What is expected> Pick out the lines below that include the string "الشريك".

Exercise input>
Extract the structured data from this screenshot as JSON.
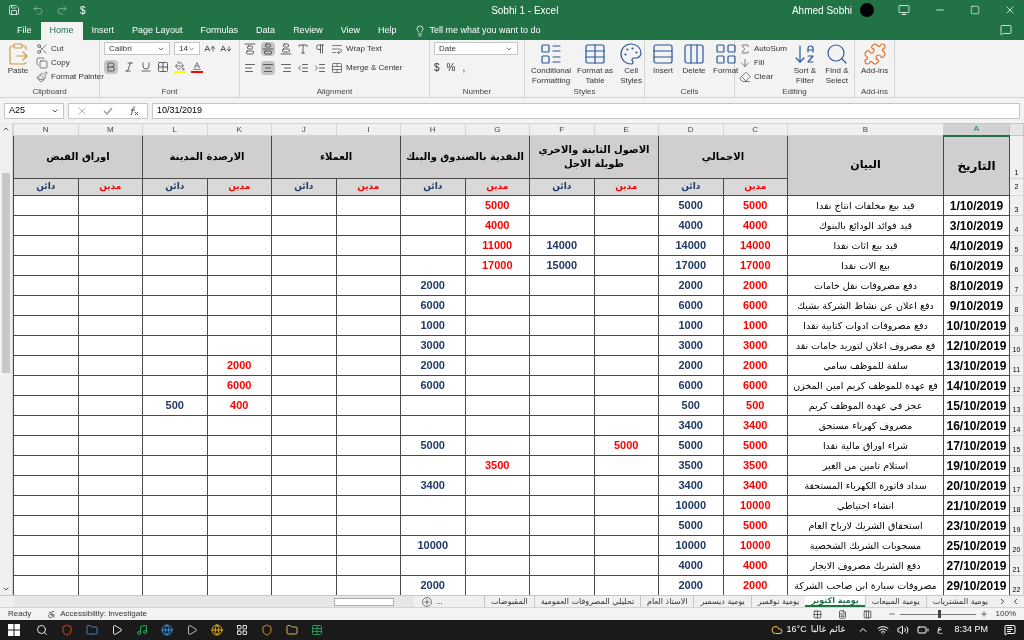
{
  "title_bar": {
    "currency_button": "$",
    "title": "Sobhi 1  -  Excel",
    "user": "Ahmed Sobhi"
  },
  "menu_tabs": [
    {
      "label": "File",
      "selected": false
    },
    {
      "label": "Home",
      "selected": true
    },
    {
      "label": "Insert",
      "selected": false
    },
    {
      "label": "Page Layout",
      "selected": false
    },
    {
      "label": "Formulas",
      "selected": false
    },
    {
      "label": "Data",
      "selected": false
    },
    {
      "label": "Review",
      "selected": false
    },
    {
      "label": "View",
      "selected": false
    },
    {
      "label": "Help",
      "selected": false
    }
  ],
  "tell_me": "Tell me what you want to do",
  "ribbon": {
    "clipboard": {
      "label": "Clipboard",
      "paste": "Paste",
      "cut": "Cut",
      "copy": "Copy",
      "format_painter": "Format Painter"
    },
    "font": {
      "label": "Font",
      "font_name": "Calibri",
      "font_size": "14",
      "bold": true
    },
    "alignment": {
      "label": "Alignment",
      "wrap_text": "Wrap Text",
      "merge_center": "Merge & Center",
      "align_middle": true,
      "align_center": true
    },
    "number": {
      "label": "Number",
      "format": "Date",
      "symbols": [
        "$",
        "%",
        ","
      ]
    },
    "styles": {
      "label": "Styles",
      "buttons": [
        [
          "Conditional",
          "Formatting"
        ],
        [
          "Format as",
          "Table"
        ],
        [
          "Cell",
          "Styles"
        ]
      ]
    },
    "cells": {
      "label": "Cells",
      "buttons": [
        "Insert",
        "Delete",
        "Format"
      ]
    },
    "editing": {
      "label": "Editing",
      "autosum": "AutoSum",
      "fill": "Fill",
      "clear": "Clear",
      "sort_filter": [
        "Sort &",
        "Filter"
      ],
      "find_select": [
        "Find &",
        "Select"
      ]
    },
    "addins": {
      "label": "Add-ins",
      "button": "Add-ins"
    }
  },
  "formula_bar": {
    "name_box": "A25",
    "value": "10/31/2019"
  },
  "sheet": {
    "columns": [
      {
        "letter": "N",
        "kind": "amount",
        "selected": false
      },
      {
        "letter": "M",
        "kind": "amount",
        "selected": false
      },
      {
        "letter": "L",
        "kind": "amount",
        "selected": false
      },
      {
        "letter": "K",
        "kind": "amount",
        "selected": false
      },
      {
        "letter": "J",
        "kind": "amount",
        "selected": false
      },
      {
        "letter": "I",
        "kind": "amount",
        "selected": false
      },
      {
        "letter": "H",
        "kind": "amount",
        "selected": false
      },
      {
        "letter": "G",
        "kind": "amount",
        "selected": false
      },
      {
        "letter": "F",
        "kind": "amount",
        "selected": false
      },
      {
        "letter": "E",
        "kind": "amount",
        "selected": false
      },
      {
        "letter": "D",
        "kind": "amount",
        "selected": false
      },
      {
        "letter": "C",
        "kind": "amount",
        "selected": false
      },
      {
        "letter": "B",
        "kind": "description",
        "selected": false
      },
      {
        "letter": "A",
        "kind": "date",
        "selected": true
      }
    ],
    "header_rows": [
      "1",
      "2"
    ],
    "date_header": "التاريخ",
    "description_header": "البيان",
    "groups": [
      {
        "label": "الاجمالي",
        "sub_headers": [
          {
            "label": "مدين",
            "kind": "debit"
          },
          {
            "label": "دائن",
            "kind": "credit"
          }
        ]
      },
      {
        "label": "الاصول الثابتة والاخري طويلة الاجل",
        "sub_headers": [
          {
            "label": "مدين",
            "kind": "debit"
          },
          {
            "label": "دائن",
            "kind": "credit"
          }
        ]
      },
      {
        "label": "النقدية بالصندوق والبنك",
        "sub_headers": [
          {
            "label": "مدين",
            "kind": "debit"
          },
          {
            "label": "دائن",
            "kind": "credit"
          }
        ]
      },
      {
        "label": "العملاء",
        "sub_headers": [
          {
            "label": "مدين",
            "kind": "debit"
          },
          {
            "label": "دائن",
            "kind": "credit"
          }
        ]
      },
      {
        "label": "الارصدة المدينة",
        "sub_headers": [
          {
            "label": "مدين",
            "kind": "debit"
          },
          {
            "label": "دائن",
            "kind": "credit"
          }
        ]
      },
      {
        "label": "اوراق القبض",
        "sub_headers": [
          {
            "label": "مدين",
            "kind": "debit"
          },
          {
            "label": "دائن",
            "kind": "credit"
          }
        ]
      }
    ],
    "rows": [
      {
        "row": "3",
        "date": "1/10/2019",
        "description": "قيد بيع مخلفات انتاج نقدا",
        "values": {
          "C": "5000",
          "D": "5000",
          "G": "5000"
        }
      },
      {
        "row": "4",
        "date": "3/10/2019",
        "description": "قيد فوائد الودائع بالبنوك",
        "values": {
          "C": "4000",
          "D": "4000",
          "G": "4000"
        }
      },
      {
        "row": "5",
        "date": "4/10/2019",
        "description": "قيد بيع اثاث نقدا",
        "values": {
          "C": "14000",
          "D": "14000",
          "F": "14000",
          "G": "11000"
        }
      },
      {
        "row": "6",
        "date": "6/10/2019",
        "description": "بيع الات نقدا",
        "values": {
          "C": "17000",
          "D": "17000",
          "F": "15000",
          "G": "17000"
        }
      },
      {
        "row": "7",
        "date": "8/10/2019",
        "description": "دفع مصروفات نقل خامات",
        "values": {
          "C": "2000",
          "D": "2000",
          "H": "2000"
        }
      },
      {
        "row": "8",
        "date": "9/10/2019",
        "description": "دفع اعلان عن نشاط الشركة بشيك",
        "values": {
          "C": "6000",
          "D": "6000",
          "H": "6000"
        }
      },
      {
        "row": "9",
        "date": "10/10/2019",
        "description": "دفع مصروفات ادوات كتابية نقدا",
        "values": {
          "C": "1000",
          "D": "1000",
          "H": "1000"
        }
      },
      {
        "row": "10",
        "date": "12/10/2019",
        "description": "فع مصروف اعلان لتوريد خامات نقد",
        "values": {
          "C": "3000",
          "D": "3000",
          "H": "3000"
        }
      },
      {
        "row": "11",
        "date": "13/10/2019",
        "description": "سلفة للموظف سامي",
        "values": {
          "C": "2000",
          "D": "2000",
          "H": "2000",
          "K": "2000"
        }
      },
      {
        "row": "12",
        "date": "14/10/2019",
        "description": "فع عهدة للموظف كريم امين المخزن",
        "values": {
          "C": "6000",
          "D": "6000",
          "H": "6000",
          "K": "6000"
        }
      },
      {
        "row": "13",
        "date": "15/10/2019",
        "description": "عجز في عهدة الموظف كريم",
        "values": {
          "C": "500",
          "D": "500",
          "K": "400",
          "L": "500"
        }
      },
      {
        "row": "14",
        "date": "16/10/2019",
        "description": "مصروف كهرباء مستحق",
        "values": {
          "C": "3400",
          "D": "3400"
        }
      },
      {
        "row": "15",
        "date": "17/10/2019",
        "description": "شراء اوراق مالية نقدا",
        "values": {
          "C": "5000",
          "D": "5000",
          "E": "5000",
          "H": "5000"
        }
      },
      {
        "row": "16",
        "date": "19/10/2019",
        "description": "استلام تامين من الغير",
        "values": {
          "C": "3500",
          "D": "3500",
          "G": "3500"
        }
      },
      {
        "row": "17",
        "date": "20/10/2019",
        "description": "سداد فاتورة الكهرباء المستحقة",
        "values": {
          "C": "3400",
          "D": "3400",
          "H": "3400"
        }
      },
      {
        "row": "18",
        "date": "21/10/2019",
        "description": "انشاء احتياطي",
        "values": {
          "C": "10000",
          "D": "10000"
        }
      },
      {
        "row": "19",
        "date": "23/10/2019",
        "description": "استحقاق الشريك لارباح العام",
        "values": {
          "C": "5000",
          "D": "5000"
        }
      },
      {
        "row": "20",
        "date": "25/10/2019",
        "description": "مسحوبات الشريك الشخصية",
        "values": {
          "C": "10000",
          "D": "10000",
          "H": "10000"
        }
      },
      {
        "row": "21",
        "date": "27/10/2019",
        "description": "دفع الشريك مصروف الايجار",
        "values": {
          "C": "4000",
          "D": "4000"
        }
      },
      {
        "row": "22",
        "date": "29/10/2019",
        "description": "مصروفات سيارة ابن صاحب الشركة",
        "values": {
          "C": "2000",
          "D": "2000",
          "H": "2000"
        }
      }
    ]
  },
  "sheet_tabs": {
    "more": "...",
    "tabs": [
      {
        "label": "يومية المشتريات",
        "selected": false
      },
      {
        "label": "يومية المبيعات",
        "selected": false
      },
      {
        "label": "يومية اكتوبر",
        "selected": true
      },
      {
        "label": "يومية نوفمبر",
        "selected": false
      },
      {
        "label": "يومية ديسمبر",
        "selected": false
      },
      {
        "label": "الاستاذ العام",
        "selected": false
      },
      {
        "label": "تحليلي المصروفات العمومية",
        "selected": false
      },
      {
        "label": "المقبوضات",
        "selected": false
      }
    ]
  },
  "status_bar": {
    "mode": "Ready",
    "accessibility": "Accessibility: Investigate",
    "zoom": "100%",
    "zoom_slider": {
      "level": 0.5
    }
  },
  "taskbar": {
    "temperature": "16°C",
    "weather": "غائم غالبا",
    "language": "ع",
    "time": "8:34 PM"
  }
}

Expected answer>
        "description": "استحقاق الشريك لارباح العام",
        "description": "مسحوبات الشريك الشخصية",
        "description": "دفع الشريك مصروف الايجار",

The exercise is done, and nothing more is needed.